their landscapes the music of
Ireland and Scandinavia are spectacular; inspiring;
and very different to each other. Northern
Lights brings “Songs of the Fjord and Glen”,
an exploration of Irish and Scandinavian traditional
songs and dance music that connects a vast musical
landscape. This performance evokes everything
between the ice of the North sea and the warmth
of Irish summer pastures, in search of a deeper
understanding of the things that unite us all.
Lights is a
blending of Norse and Irish: sagas, stories, soundscapes,
cultural flavours and perspectives, through a meeting
of their music and songs. It is a project of Lorcán
Mac Mathúna (voice, whistle), Raphael De Cock
(voice, pipes, siberian harp, shrutti, hardanger
fiddle, jews harp), and Rémi Decker (pipes,
guitar, low whistle).
Northern Lights, De
Cock and Mac Mathúna, backed by the percussive
guitar of Decker, have found extraordinary similarities
in how themes that are common to all people (superstition,
exile, and lament of the dead, for instance) are
expressed in Ireland and Scandinavia. In fact these
of human nature are so fundamental that we recognise
them instantly regardless of language.
Northern Lights they have found resonant touchstones
the musical sounds of traditions separated
by language and distance, and have created a “mesmerising” dialogue
with them. They have managed to create a soundscape

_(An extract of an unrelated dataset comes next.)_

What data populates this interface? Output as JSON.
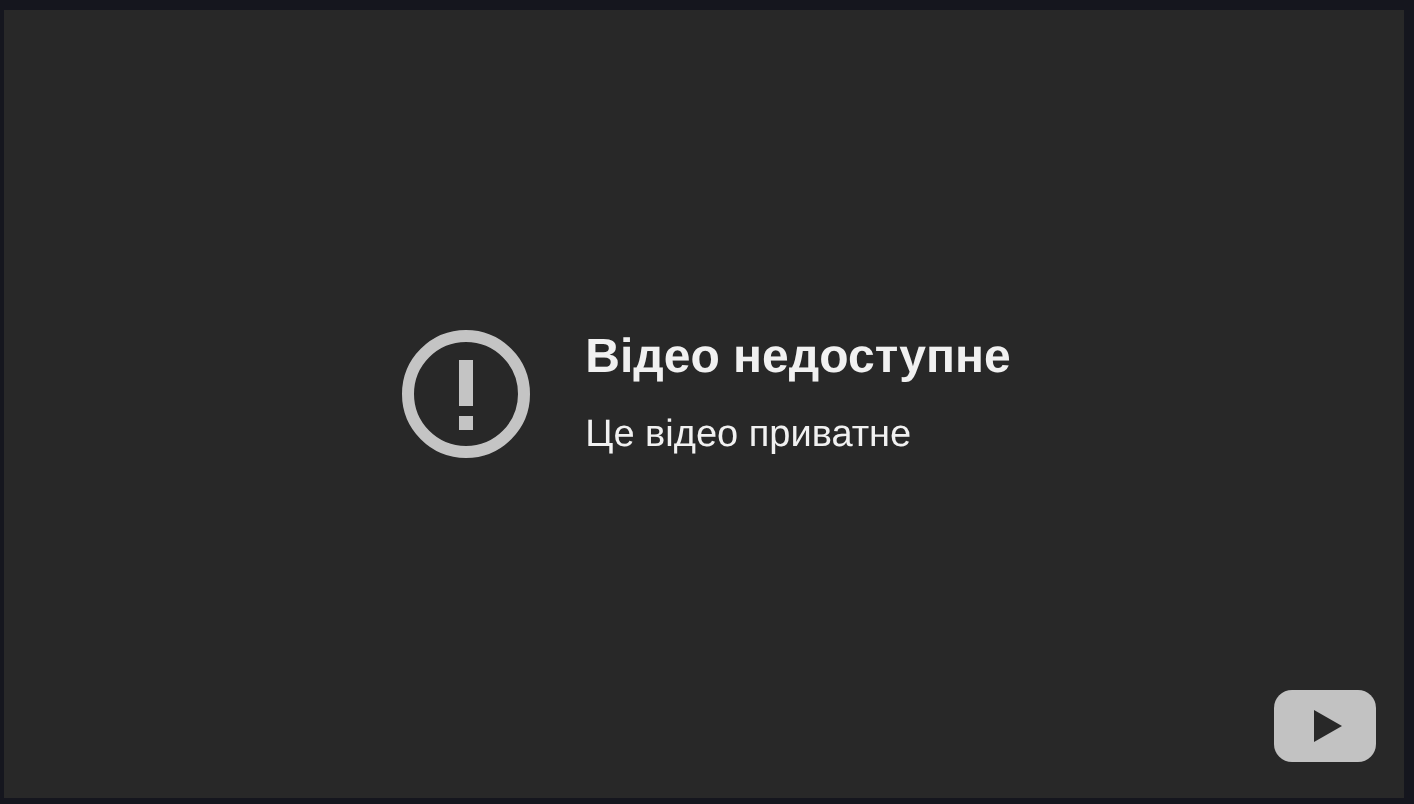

which conveys the local and the universal at once.
what! what's so special about Northern Lights?
Lights brings a new program in which Traditional Irish
music and Ireland’s
oldest singing style, sean nós, is put in contrast
to Scandinavian musical traditions and singing styles.
by the reconstruction of a 1000 year old viking longboat
(the Havhingsten fra Glendalough, or the Sea
Stallion); which was originally built in dublin and scuttled
in Roskilde, Denmark, in the 10th Century; this group
explores possible influences and shared stories between
cultures of both worlds. Worlds that were once linked
in an age of longships, raids, and trade.
that arise in both cultures’ song
traditions. it engages in an interlocking dialogue of
verse. Linguistically the songs are seperate but musically
there is a symbiotic connection.